Museum. This historic landmark hotel was a favorite of Hemingway's and up
and coming bullfighters. Doubles are around 30,000 PTA($158 USD) per
Plaza De Santa Ana 14
Spain is one of the most popular destinations for Europeans, so the summer
months tend to be crowded, but more so along the coasts. In fact, Madrid
can be relatively empty during August when many Spaniards take their
vacation. But generally, the winter months are the least crowded and the
cheapest, but temperatures can get down to the 30's. To avoid both the
crowds and the winter cold, fall and spring are the best months to visit.
Madrid is compact enough to get around on foot easily, but taxis are
relatively inexpensive and everywhere.
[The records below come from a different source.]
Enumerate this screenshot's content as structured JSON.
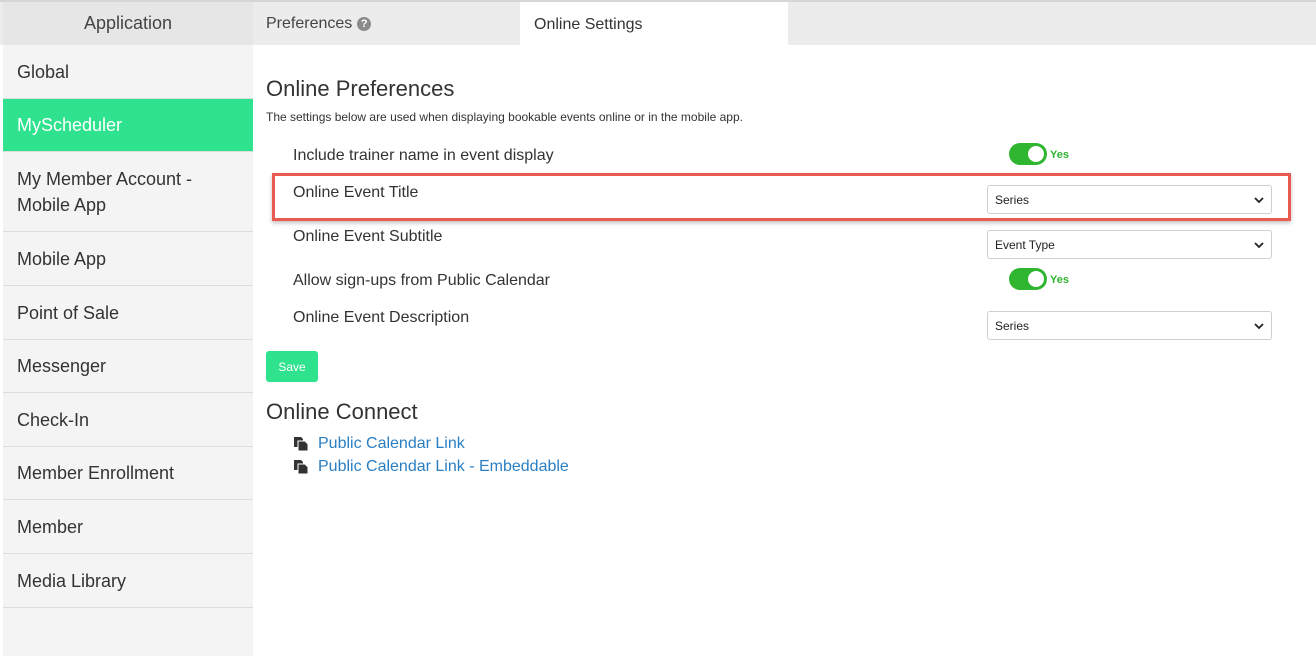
{
  "tabs": {
    "application": "Application",
    "preferences": "Preferences",
    "preferences_help_icon": "question-circle-icon",
    "online_settings": "Online Settings"
  },
  "sidebar": {
    "items": [
      {
        "label": "Global",
        "active": false
      },
      {
        "label": "MyScheduler",
        "active": true
      },
      {
        "label": "My Member Account - Mobile App",
        "active": false
      },
      {
        "label": "Mobile App",
        "active": false
      },
      {
        "label": "Point of Sale",
        "active": false
      },
      {
        "label": "Messenger",
        "active": false
      },
      {
        "label": "Check-In",
        "active": false
      },
      {
        "label": "Member Enrollment",
        "active": false
      },
      {
        "label": "Member",
        "active": false
      },
      {
        "label": "Media Library",
        "active": false
      }
    ]
  },
  "online_preferences": {
    "title": "Online Preferences",
    "description": "The settings below are used when displaying bookable events online or in the mobile app.",
    "rows": {
      "trainer_name": {
        "label": "Include trainer name in event display",
        "toggle_on": true,
        "toggle_text": "Yes"
      },
      "event_title": {
        "label": "Online Event Title",
        "value": "Series",
        "highlighted": true
      },
      "event_subtitle": {
        "label": "Online Event Subtitle",
        "value": "Event Type"
      },
      "public_signups": {
        "label": "Allow sign-ups from Public Calendar",
        "toggle_on": true,
        "toggle_text": "Yes"
      },
      "event_description": {
        "label": "Online Event Description",
        "value": "Series"
      }
    },
    "save_label": "Save"
  },
  "online_connect": {
    "title": "Online Connect",
    "links": [
      {
        "label": "Public Calendar Link",
        "icon": "copy-icon"
      },
      {
        "label": "Public Calendar Link - Embeddable",
        "icon": "copy-icon"
      }
    ]
  },
  "colors": {
    "accent_green": "#2fe28e",
    "toggle_green": "#2fb52f",
    "link_blue": "#2a7ec2",
    "highlight_red": "#e95b4e"
  }
}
The Metro costs only about 75 cents
and runs from 6am to 1:30am.
The currency unit in Spain is the peseta (PTA). Exchange rates are $1 US
to about 190 pesetas. The dollar's continued strength against the peseta
and the Euro has made Spain an excellent bargain. Just a few years ago the
rate was 140 pesetas to the dollar.
The Prado Museum is open Tuesday to Saturdays from 9am to 7pm. They are
closed Mondays, January 1st, Good Friday, May 1st, and December 25th. On
other holidays, Sundays, and from December 24 to 31, the museum is open
from 9am to 2pm. The museum costs 500 PTAs ($2.50 - 3.00 USD), but is free
to those over 65 and under 18. Admission is also free on Saturdays from
2:30pm to 7pm and on Sundays form 9am to 2pm.
Villanueva Building, Paseo del Prado
Call011-91-330-2900 for information.
- The Plaza de Toros de Las Ventas, or Las Ventas for short, is Spain's premiere bullfighting ring.
Prices range from 225 to 16,575 pesetas (about $1.40 to $105 USD) for
tickets, depending on the seat in the arena. The season runs from March to
October, on Sunday afternoons.
Plaza de Toros de Las Ventas
Office of Spain, USA
Call the location nearest you: (212) 265-8822, (305) 358-1992, (312)
642-1992, or (323) 658-7188.
Notice: This information is current as of
May 2001. It is recommended that you contact the numbers, and/or
visit the websites above to determine any changes to the